* [Exercise details]: Give the data again exactly as written, without any of its pictures.

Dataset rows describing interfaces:
——
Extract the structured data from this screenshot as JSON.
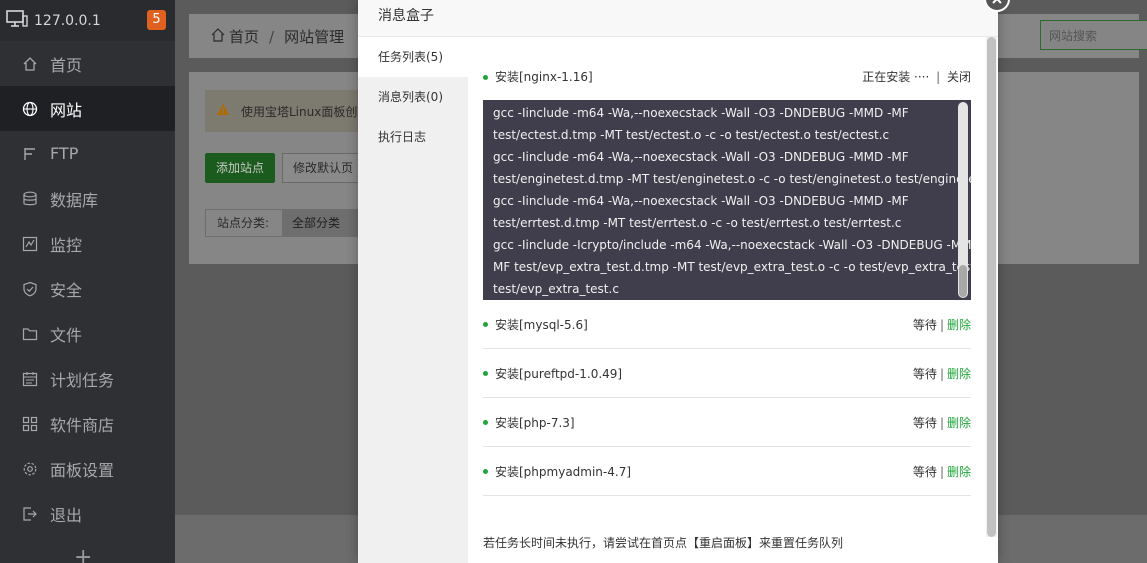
{
  "sidebar": {
    "host": "127.0.0.1",
    "badge": "5",
    "items": [
      {
        "label": "首页",
        "icon": "home-icon"
      },
      {
        "label": "网站",
        "icon": "globe-icon"
      },
      {
        "label": "FTP",
        "icon": "ftp-icon"
      },
      {
        "label": "数据库",
        "icon": "database-icon"
      },
      {
        "label": "监控",
        "icon": "monitor-icon"
      },
      {
        "label": "安全",
        "icon": "shield-icon"
      },
      {
        "label": "文件",
        "icon": "folder-icon"
      },
      {
        "label": "计划任务",
        "icon": "calendar-icon"
      },
      {
        "label": "软件商店",
        "icon": "grid-icon"
      },
      {
        "label": "面板设置",
        "icon": "gear-icon"
      },
      {
        "label": "退出",
        "icon": "logout-icon"
      }
    ],
    "active_item": "网站",
    "plus": "+"
  },
  "main": {
    "breadcrumb": {
      "home": "首页",
      "sep": "/",
      "current": "网站管理"
    },
    "search_placeholder": "网站搜索",
    "notice": "使用宝塔Linux面板创建",
    "add_site": "添加站点",
    "modify_default": "修改默认页",
    "category_label": "站点分类:",
    "category_value": "全部分类"
  },
  "modal": {
    "title": "消息盒子",
    "tabs": [
      "任务列表(5)",
      "消息列表(0)",
      "执行日志"
    ],
    "active_tab": "任务列表(5)",
    "current_task": {
      "name": "安装[nginx-1.16]",
      "status": "正在安装 ····",
      "close": "关闭"
    },
    "log_lines": [
      "gcc -Iinclude -m64 -Wa,--noexecstack -Wall -O3 -DNDEBUG -MMD -MF",
      "test/ectest.d.tmp -MT test/ectest.o -c -o test/ectest.o test/ectest.c",
      "gcc -Iinclude -m64 -Wa,--noexecstack -Wall -O3 -DNDEBUG -MMD -MF",
      "test/enginetest.d.tmp -MT test/enginetest.o -c -o test/enginetest.o test/enginetest.c",
      "gcc -Iinclude -m64 -Wa,--noexecstack -Wall -O3 -DNDEBUG -MMD -MF",
      "test/errtest.d.tmp -MT test/errtest.o -c -o test/errtest.o test/errtest.c",
      "gcc -Iinclude -Icrypto/include -m64 -Wa,--noexecstack -Wall -O3 -DNDEBUG -MMD -",
      "MF test/evp_extra_test.d.tmp -MT test/evp_extra_test.o -c -o test/evp_extra_test.o",
      "test/evp_extra_test.c"
    ],
    "queued": [
      {
        "name": "安装[mysql-5.6]",
        "status": "等待",
        "action": "删除"
      },
      {
        "name": "安装[pureftpd-1.0.49]",
        "status": "等待",
        "action": "删除"
      },
      {
        "name": "安装[php-7.3]",
        "status": "等待",
        "action": "删除"
      },
      {
        "name": "安装[phpmyadmin-4.7]",
        "status": "等待",
        "action": "删除"
      }
    ],
    "note": "若任务长时间未执行，请尝试在首页点【重启面板】来重置任务队列",
    "pipe": "|"
  },
  "colors": {
    "accent": "#20a53a",
    "badge": "#e0611f",
    "sidebar": "#2f3034",
    "log_bg": "#403e4c"
  }
}
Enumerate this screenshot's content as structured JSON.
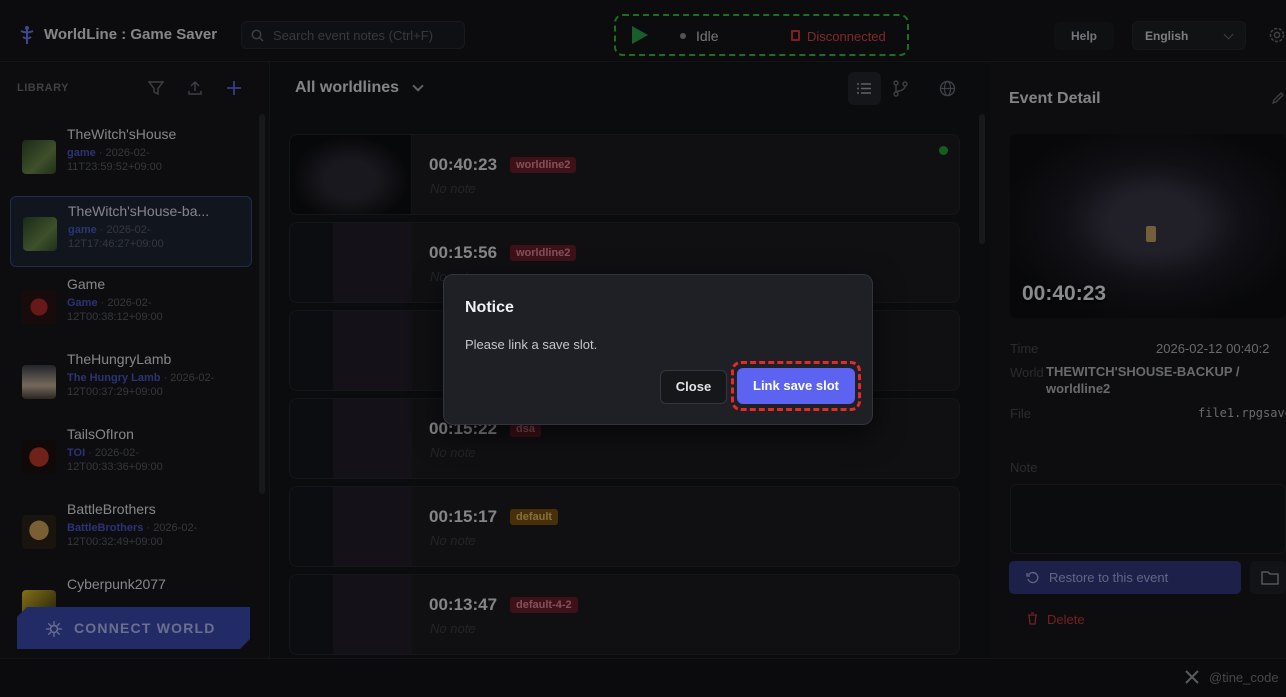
{
  "app": {
    "title": "WorldLine : Game Saver"
  },
  "search": {
    "placeholder": "Search event notes (Ctrl+F)"
  },
  "status": {
    "state": "Idle",
    "connection": "Disconnected",
    "accent_ok": "#2aa24b",
    "accent_error": "#e04646"
  },
  "header": {
    "help": "Help",
    "language": "English"
  },
  "library": {
    "label": "LIBRARY",
    "games": [
      {
        "name": "TheWitch'sHouse",
        "worldline": "game",
        "date": "2026-02-11T23:59:52+09:00"
      },
      {
        "name": "TheWitch'sHouse-ba...",
        "worldline": "game",
        "date": "2026-02-12T17:46:27+09:00"
      },
      {
        "name": "Game",
        "worldline": "Game",
        "date": "2026-02-12T00:38:12+09:00"
      },
      {
        "name": "TheHungryLamb",
        "worldline": "The Hungry Lamb",
        "date": "2026-02-12T00:37:29+09:00"
      },
      {
        "name": "TailsOfIron",
        "worldline": "TOI",
        "date": "2026-02-12T00:33:36+09:00"
      },
      {
        "name": "BattleBrothers",
        "worldline": "BattleBrothers",
        "date": "2026-02-12T00:32:49+09:00"
      },
      {
        "name": "Cyberpunk2077",
        "worldline": "",
        "date": ""
      }
    ],
    "connect_label": "CONNECT WORLD"
  },
  "timeline": {
    "selector": "All worldlines",
    "events": [
      {
        "time": "00:40:23",
        "tag": "worldline2",
        "tag_color": "red",
        "note": "No note"
      },
      {
        "time": "00:15:56",
        "tag": "worldline2",
        "tag_color": "red",
        "note": "No note"
      },
      {
        "time": "00:15:22",
        "tag": "dsa",
        "tag_color": "red",
        "note": "No note"
      },
      {
        "time": "00:15:17",
        "tag": "default",
        "tag_color": "gold",
        "note": "No note"
      },
      {
        "time": "00:13:47",
        "tag": "default-4-2",
        "tag_color": "red",
        "note": "No note"
      }
    ]
  },
  "detail": {
    "title": "Event Detail",
    "preview_time": "00:40:23",
    "time_label": "Time",
    "time_value": "2026-02-12 00:40:2",
    "world_label": "World",
    "world_value": "THEWITCH'SHOUSE-BACKUP /",
    "world_value_2": "worldline2",
    "file_label": "File",
    "file_value": "file1.rpgsave",
    "note_label": "Note",
    "restore_label": "Restore to this event",
    "delete_label": "Delete"
  },
  "footer": {
    "handle": "@tine_code"
  },
  "modal": {
    "title": "Notice",
    "message": "Please link a save slot.",
    "close_label": "Close",
    "link_label": "Link save slot"
  }
}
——
* [Answer area]:
Extract the structured data from this screenshot as JSON.
{
  "sidebar": {
    "host": "127.0.0.1",
    "badge": "5",
    "items": [
      {
        "label": "首页",
        "icon": "home-icon"
      },
      {
        "label": "网站",
        "icon": "globe-icon"
      },
      {
        "label": "FTP",
        "icon": "ftp-icon"
      },
      {
        "label": "数据库",
        "icon": "database-icon"
      },
      {
        "label": "监控",
        "icon": "monitor-icon"
      },
      {
        "label": "安全",
        "icon": "shield-icon"
      },
      {
        "label": "文件",
        "icon": "folder-icon"
      },
      {
        "label": "计划任务",
        "icon": "calendar-icon"
      },
      {
        "label": "软件商店",
        "icon": "grid-icon"
      },
      {
        "label": "面板设置",
        "icon": "gear-icon"
      },
      {
        "label": "退出",
        "icon": "logout-icon"
      }
    ],
    "active_item": "网站",
    "plus": "+"
  },
  "main": {
    "breadcrumb": {
      "home": "首页",
      "sep": "/",
      "current": "网站管理"
    },
    "search_placeholder": "网站搜索",
    "notice": "使用宝塔Linux面板创建",
    "add_site": "添加站点",
    "modify_default": "修改默认页",
    "category_label": "站点分类:",
    "category_value": "全部分类"
  },
  "modal": {
    "title": "消息盒子",
    "tabs": [
      "任务列表(5)",
      "消息列表(0)",
      "执行日志"
    ],
    "active_tab": "任务列表(5)",
    "current_task": {
      "name": "安装[nginx-1.16]",
      "status": "正在安装 ····",
      "close": "关闭"
    },
    "log_lines": [
      "gcc -Iinclude -m64 -Wa,--noexecstack -Wall -O3 -DNDEBUG -MMD -MF",
      "test/ectest.d.tmp -MT test/ectest.o -c -o test/ectest.o test/ectest.c",
      "gcc -Iinclude -m64 -Wa,--noexecstack -Wall -O3 -DNDEBUG -MMD -MF",
      "test/enginetest.d.tmp -MT test/enginetest.o -c -o test/enginetest.o test/enginetest.c",
      "gcc -Iinclude -m64 -Wa,--noexecstack -Wall -O3 -DNDEBUG -MMD -MF",
      "test/errtest.d.tmp -MT test/errtest.o -c -o test/errtest.o test/errtest.c",
      "gcc -Iinclude -Icrypto/include -m64 -Wa,--noexecstack -Wall -O3 -DNDEBUG -MMD -",
      "MF test/evp_extra_test.d.tmp -MT test/evp_extra_test.o -c -o test/evp_extra_test.o",
      "test/evp_extra_test.c"
    ],
    "queued": [
      {
        "name": "安装[mysql-5.6]",
        "status": "等待",
        "action": "删除"
      },
      {
        "name": "安装[pureftpd-1.0.49]",
        "status": "等待",
        "action": "删除"
      },
      {
        "name": "安装[php-7.3]",
        "status": "等待",
        "action": "删除"
      },
      {
        "name": "安装[phpmyadmin-4.7]",
        "status": "等待",
        "action": "删除"
      }
    ],
    "note": "若任务长时间未执行，请尝试在首页点【重启面板】来重置任务队列",
    "pipe": "|"
  },
  "colors": {
    "accent": "#20a53a",
    "badge": "#e0611f",
    "sidebar": "#2f3034",
    "log_bg": "#403e4c"
  }
}
Enumerate this screenshot's content as structured JSON.
{
  "app": {
    "title": "WorldLine : Game Saver"
  },
  "search": {
    "placeholder": "Search event notes (Ctrl+F)"
  },
  "status": {
    "state": "Idle",
    "connection": "Disconnected",
    "accent_ok": "#2aa24b",
    "accent_error": "#e04646"
  },
  "header": {
    "help": "Help",
    "language": "English"
  },
  "library": {
    "label": "LIBRARY",
    "games": [
      {
        "name": "TheWitch'sHouse",
        "worldline": "game",
        "date": "2026-02-11T23:59:52+09:00"
      },
      {
        "name": "TheWitch'sHouse-ba...",
        "worldline": "game",
        "date": "2026-02-12T17:46:27+09:00"
      },
      {
        "name": "Game",
        "worldline": "Game",
        "date": "2026-02-12T00:38:12+09:00"
      },
      {
        "name": "TheHungryLamb",
        "worldline": "The Hungry Lamb",
        "date": "2026-02-12T00:37:29+09:00"
      },
      {
        "name": "TailsOfIron",
        "worldline": "TOI",
        "date": "2026-02-12T00:33:36+09:00"
      },
      {
        "name": "BattleBrothers",
        "worldline": "BattleBrothers",
        "date": "2026-02-12T00:32:49+09:00"
      },
      {
        "name": "Cyberpunk2077",
        "worldline": "",
        "date": ""
      }
    ],
    "connect_label": "CONNECT WORLD"
  },
  "timeline": {
    "selector": "All worldlines",
    "events": [
      {
        "time": "00:40:23",
        "tag": "worldline2",
        "tag_color": "red",
        "note": "No note"
      },
      {
        "time": "00:15:56",
        "tag": "worldline2",
        "tag_color": "red",
        "note": "No note"
      },
      {
        "time": "00:15:22",
        "tag": "dsa",
        "tag_color": "red",
        "note": "No note"
      },
      {
        "time": "00:15:17",
        "tag": "default",
        "tag_color": "gold",
        "note": "No note"
      },
      {
        "time": "00:13:47",
        "tag": "default-4-2",
        "tag_color": "red",
        "note": "No note"
      }
    ]
  },
  "detail": {
    "title": "Event Detail",
    "preview_time": "00:40:23",
    "time_label": "Time",
    "time_value": "2026-02-12 00:40:2",
    "world_label": "World",
    "world_value": "THEWITCH'SHOUSE-BACKUP /",
    "world_value_2": "worldline2",
    "file_label": "File",
    "file_value": "file1.rpgsave",
    "note_label": "Note",
    "restore_label": "Restore to this event",
    "delete_label": "Delete"
  },
  "footer": {
    "handle": "@tine_code"
  },
  "modal": {
    "title": "Notice",
    "message": "Please link a save slot.",
    "close_label": "Close",
    "link_label": "Link save slot"
  }
}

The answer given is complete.